Through the first three days of the tournament CBSSports.com received 4.8 million unique visitors, which represents a 65 percent increase compared to 2008. Another interesting statistic is the nearly half of the video streams are through the high-quality HD option provided through Microsoft’s Silverlight player. Silverlight was also used by NBC for the 2008 Summer Olympics, a relationship that has been extended to the 2010 Winter Olympics.

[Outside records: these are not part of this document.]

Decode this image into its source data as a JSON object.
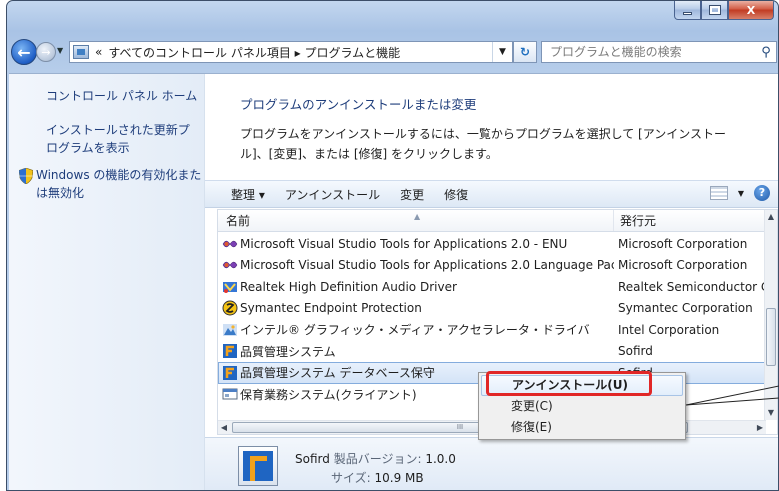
{
  "window": {
    "caption_buttons": {
      "minimize": "",
      "maximize": "",
      "close": "X"
    }
  },
  "nav": {
    "address_chevron": "«",
    "address_path": "すべてのコントロール パネル項目 ▸ プログラムと機能",
    "search_placeholder": "プログラムと機能の検索"
  },
  "left_pane": {
    "links": [
      "コントロール パネル ホーム",
      "インストールされた更新プログラムを表示",
      "Windows の機能の有効化または無効化"
    ]
  },
  "main": {
    "heading": "プログラムのアンインストールまたは変更",
    "description": "プログラムをアンインストールするには、一覧からプログラムを選択して [アンインストール]、[変更]、または [修復] をクリックします。"
  },
  "toolbar": {
    "organize": "整理 ▾",
    "uninstall": "アンインストール",
    "change": "変更",
    "repair": "修復"
  },
  "list": {
    "columns": {
      "name": "名前",
      "publisher": "発行元"
    },
    "rows": [
      {
        "name": "Microsoft Visual Studio Tools for Applications 2.0 - ENU",
        "publisher": "Microsoft Corporation",
        "icon": "vs-icon"
      },
      {
        "name": "Microsoft Visual Studio Tools for Applications 2.0 Language Pac...",
        "publisher": "Microsoft Corporation",
        "icon": "vs-icon"
      },
      {
        "name": "Realtek High Definition Audio Driver",
        "publisher": "Realtek Semiconductor C",
        "icon": "realtek-icon"
      },
      {
        "name": "Symantec Endpoint Protection",
        "publisher": "Symantec Corporation",
        "icon": "symantec-icon"
      },
      {
        "name": "インテル® グラフィック・メディア・アクセラレータ・ドライバ",
        "publisher": "Intel Corporation",
        "icon": "intel-icon"
      },
      {
        "name": "品質管理システム",
        "publisher": "Sofird",
        "icon": "sofird-icon"
      },
      {
        "name": "品質管理システム データベース保守",
        "publisher": "Sofird",
        "icon": "sofird-icon"
      },
      {
        "name": "保育業務システム(クライアント)",
        "publisher": "",
        "icon": "app-window-icon"
      }
    ],
    "hscroll_grip": "III"
  },
  "details": {
    "publisher": "Sofird",
    "version_label": "製品バージョン:",
    "version": "1.0.0",
    "size_label": "サイズ:",
    "size": "10.9 MB"
  },
  "context_menu": {
    "items": [
      "アンインストール(U)",
      "変更(C)",
      "修復(E)"
    ]
  }
}
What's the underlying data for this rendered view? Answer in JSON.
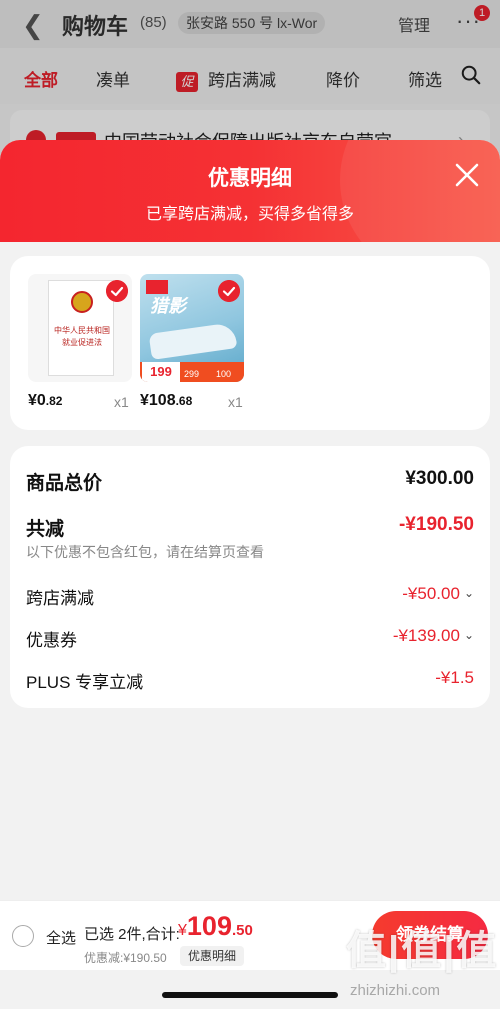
{
  "under": {
    "title": "购物车",
    "count": "(85)",
    "address": "张安路 550 号 lx-Wor",
    "manage": "管理",
    "more": "···",
    "badge": "1",
    "tabs": [
      "全部",
      "凑单",
      "跨店满减",
      "降价",
      "筛选"
    ],
    "promo_mark": "促",
    "store_name": "中国劳动社会保障出版社京东自营官"
  },
  "sheet": {
    "title": "优惠明细",
    "subtitle": "已享跨店满减，买得多省得多"
  },
  "products": [
    {
      "name": "中华人民共和国就业促进法",
      "price_int": "¥0",
      "price_dec": ".82",
      "qty": "x1"
    },
    {
      "name": "猎影",
      "price_int": "¥108",
      "price_dec": ".68",
      "qty": "x1",
      "img_price": "199",
      "img_p2": "299",
      "img_p3": "100"
    }
  ],
  "summary": {
    "total_label": "商品总价",
    "total_value": "¥300.00",
    "reduce_label": "共减",
    "reduce_value": "-¥190.50",
    "note": "以下优惠不包含红包，请在结算页查看",
    "items": [
      {
        "label": "跨店满减",
        "value": "-¥50.00"
      },
      {
        "label": "优惠券",
        "value": "-¥139.00"
      },
      {
        "label": "PLUS 专享立减",
        "value": "-¥1.5"
      }
    ]
  },
  "bottom": {
    "select_all": "全选",
    "picked": "已选 2件,合计:",
    "currency": "¥",
    "total_int": "109",
    "total_dec": ".50",
    "discount": "优惠减:¥190.50",
    "detail_chip": "优惠明细",
    "checkout": "领券结算"
  },
  "watermark": {
    "text": "值|值|值",
    "url": "zhizhizhi.com"
  },
  "colors": {
    "accent": "#e8232e",
    "header_gradient_start": "#f4262f",
    "header_gradient_end": "#f8594a"
  }
}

Putting aside network congestion, it is of little consequence how many individuals watched HD video on their office computer this past week. The significance is that there is scalable, reliable technology that allows for HD live streaming of sports games. By connecting a computer with internet access to a HD TV, March Madness fans can watch any live game in its entirety instead of being limited to the feed from their local CBS station. CBS does a fantastic job staggering games and ensuring viewers see the most exciting action, however giving viewers the ability to choose the game they want to watch or more importantly to flip between games showed exactly what is possible with webtv. The picture quality through Silverlight was impressive and the experience was well beyond my expectations. The only limiting factor is the ISPs. I unfortunately experienced buffering issues near the end of the day today that I can only assume I have Time Warner Cable’s throttling policies to thank.

How huge would it be if this could be done for the NFL or NCAA football? I know there are On Demand options through cable and satellite providers, but what if the middle man was cut out and consumers could buy HD On Demand packages that stream over the web directly from leagues? This is where it could all get very interesting because live sports is the final frontier for webtv. Once reliable options become available, there truly will not be a need for cable.